___ Dataset ___
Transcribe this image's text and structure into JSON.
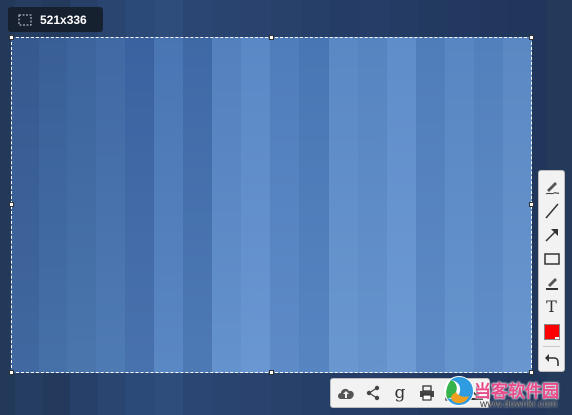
{
  "selection": {
    "size_label": "521x336"
  },
  "toolbar": {
    "tools": [
      {
        "name": "pen-icon",
        "label": "Pen"
      },
      {
        "name": "line-icon",
        "label": "Line"
      },
      {
        "name": "arrow-icon",
        "label": "Arrow"
      },
      {
        "name": "rectangle-icon",
        "label": "Rectangle"
      },
      {
        "name": "marker-icon",
        "label": "Marker"
      },
      {
        "name": "text-icon",
        "label": "T"
      },
      {
        "name": "color-swatch",
        "label": "Color",
        "color": "#ff0000"
      },
      {
        "name": "undo-icon",
        "label": "Undo"
      }
    ],
    "text_tool_glyph": "T"
  },
  "actions": {
    "items": [
      {
        "name": "upload-cloud-icon"
      },
      {
        "name": "share-icon"
      },
      {
        "name": "google-search-icon",
        "glyph": "g"
      },
      {
        "name": "print-icon"
      },
      {
        "name": "copy-icon"
      },
      {
        "name": "save-icon"
      }
    ],
    "google_glyph": "g"
  },
  "watermark": {
    "main": "当客软件园",
    "sub": "www.downkr.com"
  },
  "colors": {
    "accent_swatch": "#ff0000",
    "badge_bg": "#141c28"
  }
}
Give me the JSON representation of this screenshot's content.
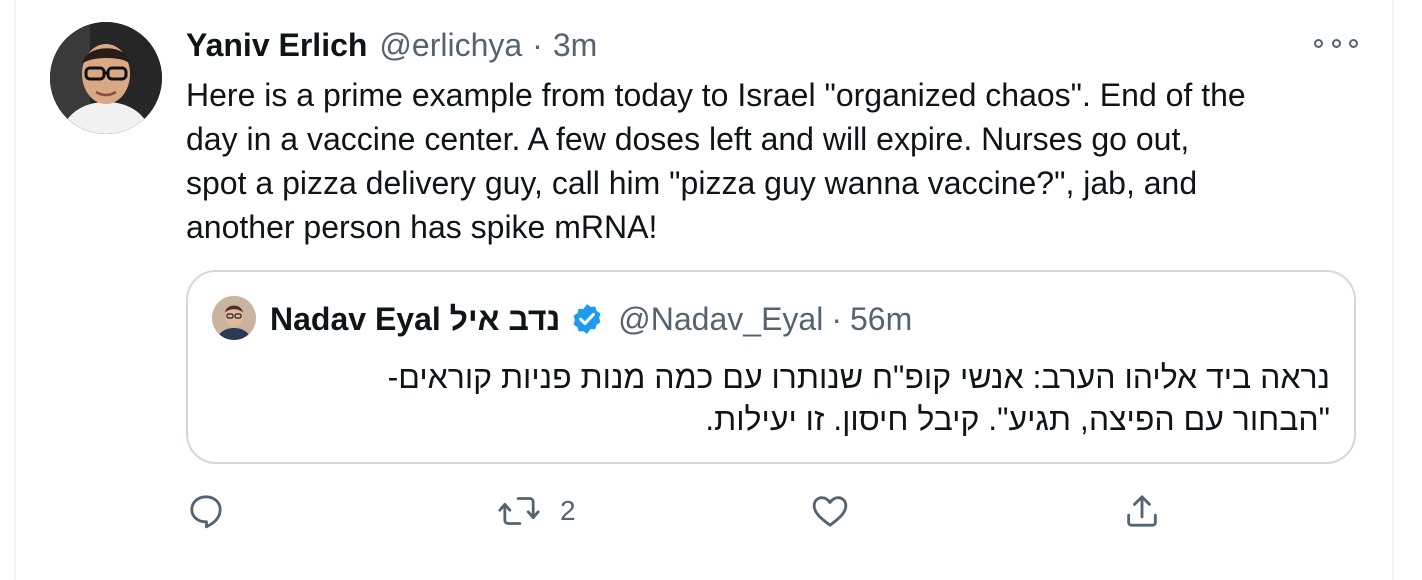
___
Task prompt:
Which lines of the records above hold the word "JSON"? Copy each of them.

Exercise output:
Transcribe this image's text and structure into JSON.
Give me the JSON representation of this screenshot's content.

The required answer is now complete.